To help combat such concerns, federal officials have instituted new rules for truck drivers in an attempt to lighten their workloads. The “hours of service” rules decreased the maximum work week from 82 hours to 70 hours, and mandated a 34-hour “restart period,” attempting to ensure that drivers get two days off for every five days behind the wheel. The American Trucking Association has opposed these new rules, prohibit drivers from getting back on the road before 5 a.m., because of fear more accidents will occur when drivers have to fight their way through rush-hour traffic each morning.

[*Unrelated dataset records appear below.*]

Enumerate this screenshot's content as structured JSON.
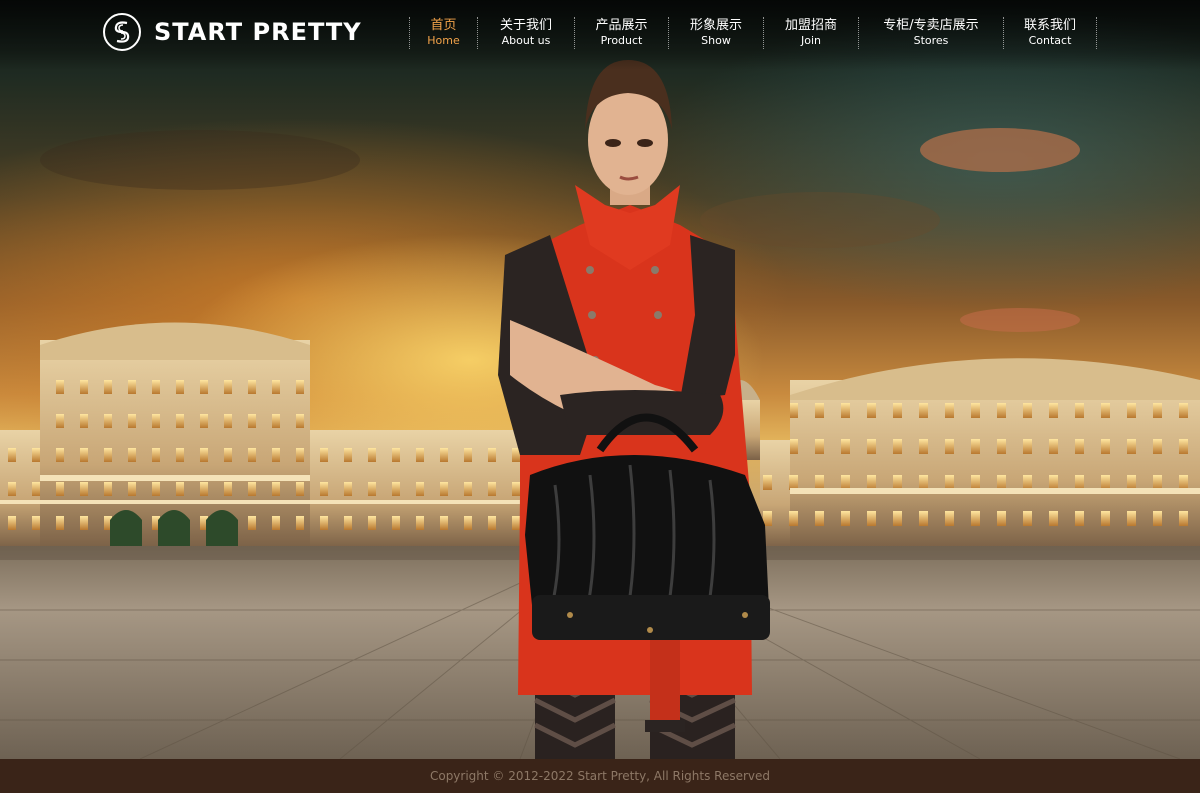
{
  "brand": {
    "name": "START PRETTY",
    "logo_icon": "ss-monogram-icon"
  },
  "nav": {
    "items": [
      {
        "cn": "首页",
        "en": "Home",
        "active": true
      },
      {
        "cn": "关于我们",
        "en": "About us",
        "active": false
      },
      {
        "cn": "产品展示",
        "en": "Product",
        "active": false
      },
      {
        "cn": "形象展示",
        "en": "Show",
        "active": false
      },
      {
        "cn": "加盟招商",
        "en": "Join",
        "active": false
      },
      {
        "cn": "专柜/专卖店展示",
        "en": "Stores",
        "active": false
      },
      {
        "cn": "联系我们",
        "en": "Contact",
        "active": false
      }
    ]
  },
  "footer": {
    "copyright": "Copyright © 2012-2022 Start Pretty, All Rights Reserved"
  },
  "colors": {
    "nav_active": "#f3a34a",
    "nav_text": "#ffffff",
    "footer_bg": "#3a2418",
    "footer_text": "#8d7866",
    "coat": "#d9341c"
  }
}
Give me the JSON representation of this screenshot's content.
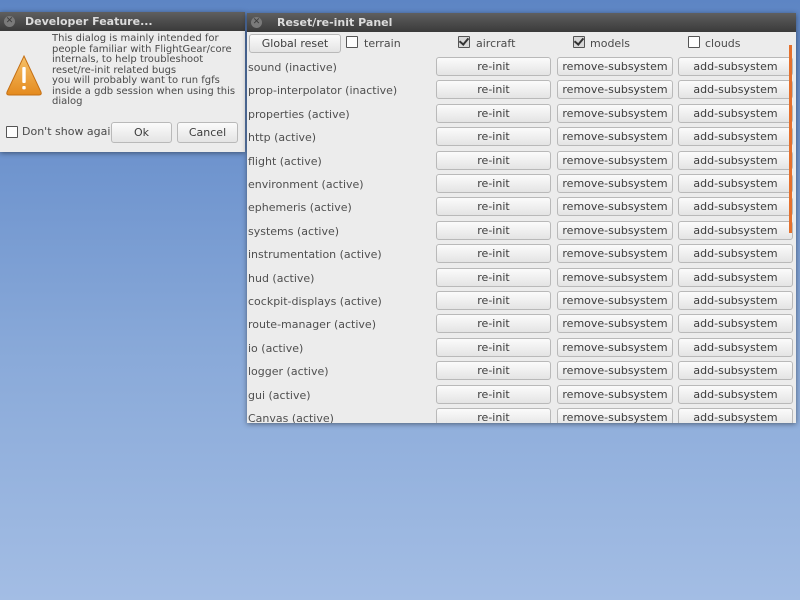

Money, of course, plays a role. Truck drivers are often paid by the mile rather than the hour. Thus, for some drivers, the less they sleep the more money they earn. However, nearly 5,000 people a year lose their lives as a result of truck driving accidents in the United States. Reasonable regulation remains important to protect the safety of the public.
Miller Kory Row handles many trucking accidents for injured parties and the survivors of persons killed in such accidents. Partner Jeff Miller teaches trucking regulations and liability at annual seminars. If you need assistance with a trucking accident, please give us a call.
For more information on this topic, visit: https://slatest.slate.com/posts/2012/04/27/cdc_study_30_percent_of_american_workforce_doesn_t_sleep_enough.html and/or>